A: The most important issue that faces the county presently is that of public safety and community policing. Lake County residents that I have talked with and surveyed are growing fearful of what they see as a lack of real concerns in their elected officials for keeping their communities safe. We have seen increases in both violent and nonviolent crime in Lake County and residents need to know that their political leaders are working to address the problem. I know that of all the services that the county can provide for its residents -- safe streets and guarded neighborhoods are the most important. If residents do not feel safe in their community, they will move to one in which they feel safer.
In a recent electronic survey that I conducted, over 93% of those surveyed want the state's Safe-T-Act either modified or repealed all together because they believe that the new law will make their communities less safe for them and their children.

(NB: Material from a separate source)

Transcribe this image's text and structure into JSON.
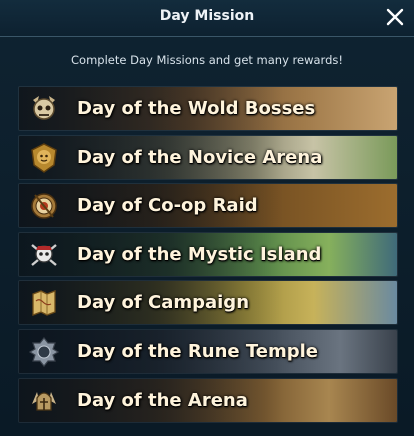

Q: Lake County officials want public feedback on how to spend portions of some $135 million in leftover federal pandemic funding. What are your thoughts on how the money ought to be spent?
A: I was selected to serve on a Finance subcommittee, the ARPA (American Rescue Plan Act), charged with allocating $138 million of federal relief money committee. We have been able to allocate millions of dollars for countywide food relief, housing and rental assistance just to name a few. I do believe that we have an opportunity to use some of these federal funds to cover some of the unforeseen costs caused by the pandemic that will lead to budgetary short falls. While the ARPA money should not be used to justify new programs it can be utilized as a type of bridge funding for some of the unforeseen mandated budget items that new state laws will force us to fund, like the Safe-T-Act and an increase from less than $1 million to over $5 million of needed funds for the Veterans Assistance Commission.